Welcome to Christadelphians of Tanzania

The Christadelphians (a word created from the Greek for "Brethren in Christ"; cp. Colossians 1:2 — "brethren in Christ") are a Christian group that developed in the United Kingdom and North America in the 19th century. The name was coined by John Thomas, who was the group's founder. Christadelphians hold a view of Biblical Unitarianism. The group has often been described as a form of Messianic Judaism, as they share many of their beliefs and hopes with Judaism; notably the promises made to Abraham, Isaac and Israel whilst they also believe that the Lord Jesus Christ is the promised Messiah.

Although no official membership figures are published, the Columbia Encyclopedia gives an estimated figure of 50,000 Christadelphians, who are spread across approximately 120 countries; there are established churches (or ecclesias, as they are often called) in many of those countries, along with isolated members. Census statistics are available for some countries. Estimates for the main centres of Christadelphian population are as follows: United Kingdom (18,000), Australia (9,987), Malawi (7,000), United States (6,500), Mozambique (7,500), Canada (3,375), New Zealand (1,785), Kenya (1,700), India (1,500) and Tanzania (100). This puts the figure at around 57,000.

Today's Exhortation


Reading: Luke ch. 13

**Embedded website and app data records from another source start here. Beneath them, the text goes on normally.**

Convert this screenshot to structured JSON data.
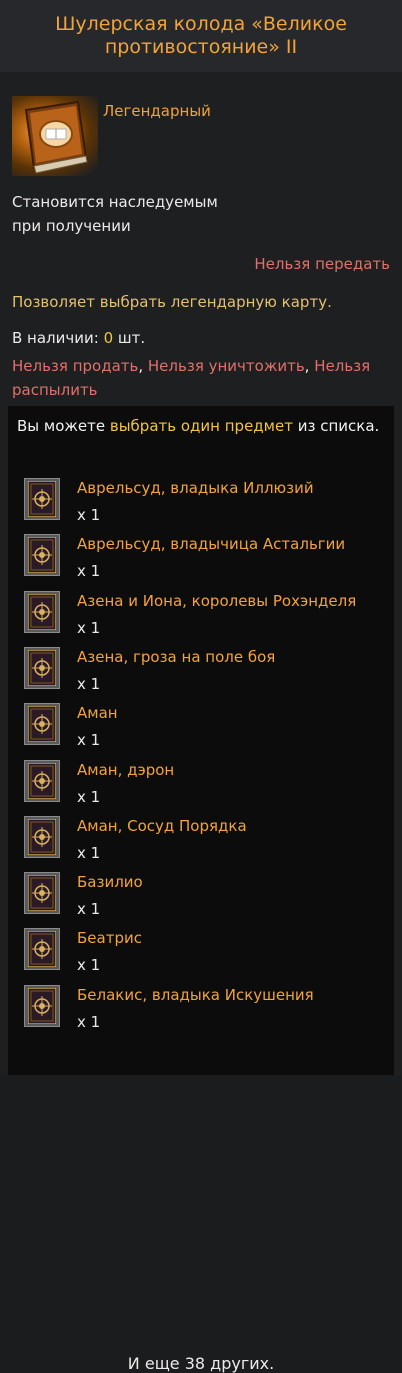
{
  "title": "Шулерская колода «Великое противостояние» II",
  "item": {
    "icon": "card-pack-book-icon",
    "grade": "Легендарный"
  },
  "bound_line1": "Становится наследуемым",
  "bound_line2": "при получении",
  "no_trade": "Нельзя передать",
  "description": "Позволяет выбрать легендарную карту.",
  "stock": {
    "label": "В наличии: ",
    "count": "0",
    "unit": " шт."
  },
  "restrictions": {
    "no_sell": "Нельзя продать",
    "no_destroy": "Нельзя уничтожить",
    "no_disassemble": "Нельзя распылить",
    "separator": ", "
  },
  "choose": {
    "prefix": "Вы можете ",
    "highlight": "выбрать один предмет",
    "suffix": " из списка."
  },
  "rewards": [
    {
      "name": "Аврельсуд, владыка Иллюзий",
      "qty": "x 1"
    },
    {
      "name": "Аврельсуд, владычица Астальгии",
      "qty": "x 1"
    },
    {
      "name": "Азена и Иона, королевы Рохэнделя",
      "qty": "x 1"
    },
    {
      "name": "Азена, гроза на поле боя",
      "qty": "x 1"
    },
    {
      "name": "Аман",
      "qty": "x 1"
    },
    {
      "name": "Аман, дэрон",
      "qty": "x 1"
    },
    {
      "name": "Аман, Сосуд Порядка",
      "qty": "x 1"
    },
    {
      "name": "Базилио",
      "qty": "x 1"
    },
    {
      "name": "Беатрис",
      "qty": "x 1"
    },
    {
      "name": "Белакис, владыка Искушения",
      "qty": "x 1"
    }
  ],
  "more": "И еще 38 других.",
  "colors": {
    "legendary": "#f2a33a",
    "warning": "#e0706a",
    "highlight": "#f2c53d",
    "description": "#e2c06e"
  }
}
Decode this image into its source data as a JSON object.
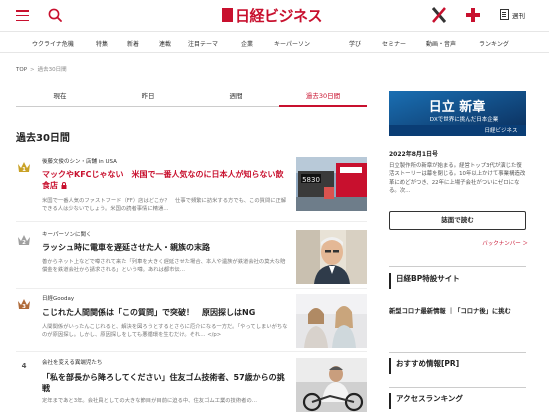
{
  "header": {
    "logo_text": "日経ビジネス",
    "weekly_label": "週刊"
  },
  "nav": {
    "items": [
      "ウクライナ危機",
      "特集",
      "新着",
      "連載",
      "注目テーマ",
      "企業",
      "キーパーソン",
      "学び",
      "セミナー",
      "動画・音声",
      "ランキング"
    ]
  },
  "breadcrumb": {
    "home": "TOP",
    "separator": ">",
    "current": "過去30日間"
  },
  "tabs": [
    "現在",
    "昨日",
    "週間",
    "過去30日間"
  ],
  "active_tab": "過去30日間",
  "section_title": "過去30日間",
  "ranking": [
    {
      "rank": "1",
      "category": "後藤文俊のシン・店舗 in USA",
      "title_prefix": "マックやKFCじゃない　米国で一番人気なのに日本人が知らない飲食店",
      "desc": "米国で一番人気のファストフード（FF）店はどこか？　仕事で頻繁に訪米する方でも、この質問に正解できる人は少ないでしょう。米国の読者事情に精通…",
      "locked": true
    },
    {
      "rank": "2",
      "category": "キーパーソンに聞く",
      "title_prefix": "ラッシュ時に電車を遅延させた人・親族の末路",
      "desc": "善からネット上などで噂されて来た「列車を大きく遅延させた場合、本人や遺族が鉄道会社の莫大な賠償金を鉄道会社から請求される」という噂。あれは都市伝…",
      "locked": false
    },
    {
      "rank": "3",
      "category": "日経Gooday",
      "title_prefix": "こじれた人間関係は「この質問」で突破！　原因探しはNG",
      "desc": "人間関係がいったんこじれると、解決を図ろうとするとさらに厄介になる一方だ。「やってしまいがちなのが原因探し。しかし、原因探しをしても悪循環を生むだけ。それ… </p>",
      "locked": false
    },
    {
      "rank": "4",
      "category": "会社を変える異端児たち",
      "title_prefix": "「私を部長から降ろしてください」住友ゴム技術者、57歳からの挑戦",
      "desc": "定年まであと3年。会社員としての大きな節目が目前に迫る中、住友ゴム工業の技術者の…",
      "locked": false
    }
  ],
  "sidebar": {
    "ad_title": "日立 新章",
    "ad_sub": "DXで世界に挑んだ日本企業",
    "ad_brand": "日経ビジネス",
    "issue_date": "2022年8月1日号",
    "issue_text": "日立製作所の新章が始まる。経営トップ3代が演じた復活ストーリーは幕を閉じる。10年以上かけて事業構造改革にめどがつき、22年に上場子会社がついにゼロになる。次…",
    "read_button": "誌面で読む",
    "back_number": "バックナンバー ＞",
    "bp_head": "日経BP特設サイト",
    "bp_link": "新型コロナ最新情報 ｜「コロナ後」に挑む",
    "recommend_head": "おすすめ情報[PR]",
    "access_head": "アクセスランキング"
  },
  "colors": {
    "brand": "#c8102e",
    "gold": "#c9a227",
    "silver": "#a0a0a0",
    "bronze": "#b06b3a"
  }
}
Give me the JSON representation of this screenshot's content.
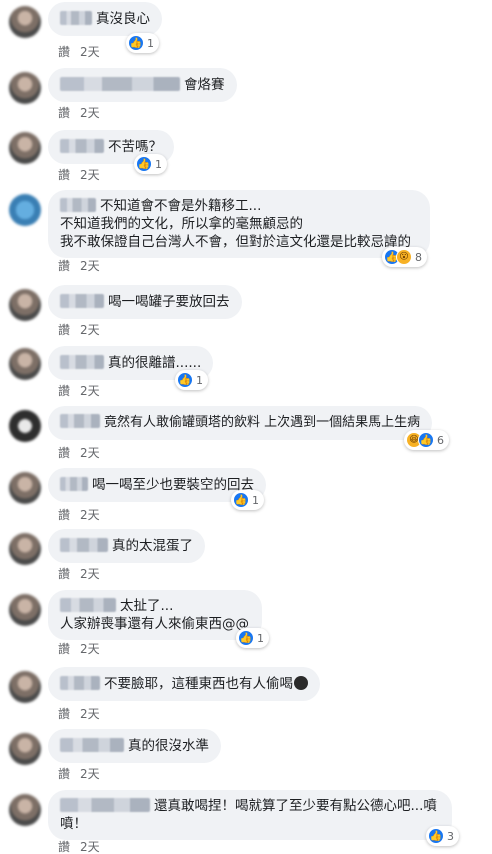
{
  "comments": [
    {
      "text": "真沒良心",
      "like": "讚",
      "time": "2天",
      "reaction_count": "1"
    },
    {
      "text": "會烙賽",
      "like": "讚",
      "time": "2天"
    },
    {
      "text": "不苦嗎？",
      "like": "讚",
      "time": "2天",
      "reaction_count": "1"
    },
    {
      "line1": "不知道會不會是外籍移工...",
      "line2": "不知道我們的文化，所以拿的毫無顧忌的",
      "line3": "我不敢保證自己台灣人不會，但對於這文化還是比較忌諱的",
      "like": "讚",
      "time": "2天",
      "reaction_count": "8"
    },
    {
      "text": "喝一喝罐子要放回去",
      "like": "讚",
      "time": "2天"
    },
    {
      "text": "真的很離譜......",
      "like": "讚",
      "time": "2天",
      "reaction_count": "1"
    },
    {
      "text": "竟然有人敢偷罐頭塔的飲料 上次遇到一個結果馬上生病",
      "like": "讚",
      "time": "2天",
      "reaction_count": "6"
    },
    {
      "text": "喝一喝至少也要裝空的回去",
      "like": "讚",
      "time": "2天",
      "reaction_count": "1"
    },
    {
      "text": "真的太混蛋了",
      "like": "讚",
      "time": "2天"
    },
    {
      "line1": "太扯了...",
      "line2": "人家辦喪事還有人來偷東西@@",
      "like": "讚",
      "time": "2天",
      "reaction_count": "1"
    },
    {
      "text": "不要臉耶，這種東西也有人偷喝",
      "like": "讚",
      "time": "2天"
    },
    {
      "text": "真的很沒水準",
      "like": "讚",
      "time": "2天"
    },
    {
      "line1": "還真敢喝捏！喝就算了至少要有點公德心吧...噴",
      "line2": "噴！",
      "like": "讚",
      "time": "2天",
      "reaction_count": "3"
    }
  ],
  "icons": {
    "like": "thumbs-up-icon",
    "haha": "haha-icon",
    "wow": "wow-icon"
  },
  "colors": {
    "bubble": "#f0f2f5",
    "meta": "#65676b",
    "like": "#1877f2"
  }
}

We are all very much influenced by circumstances. It cannot be otherwise. In relation to the eternal purpose of God in Christ, because there is little in our everyday lives to point us to the Kingdom, we must never cease to marvel at the Father’s wisdom and love in providing this weekly stirring of the mind by associating together to remember Jesus in his appointed way. Our daily circumstances are continually dulling our minds to the reality of Jesus and all that he should mean to us. True, we call upon the Father thmugh him daily, and in our reading of the Word our Master must always come into view; but these moments are short by comparison with the many hours when the pressure of other things related to this life obtrude upon our minds and hearts. What a blessing it is, then, to be able to leave all mundane things to themselves for a while as we meet specifically to renew our flagging spirits and correct our inherent waywardness through a quiet contemplation of the one whom God made to be sin for us, who had no sin, that we might be made the righteousness of God in him! How privileged we are, then, to have this opportunity once again of joining in collective worship and praise, and being conducted, through Luke, into the very presence of Jesus when he was upon earth.
Thinking upon some of those words and activities will help us to discerningly remember him by a partaking of the embl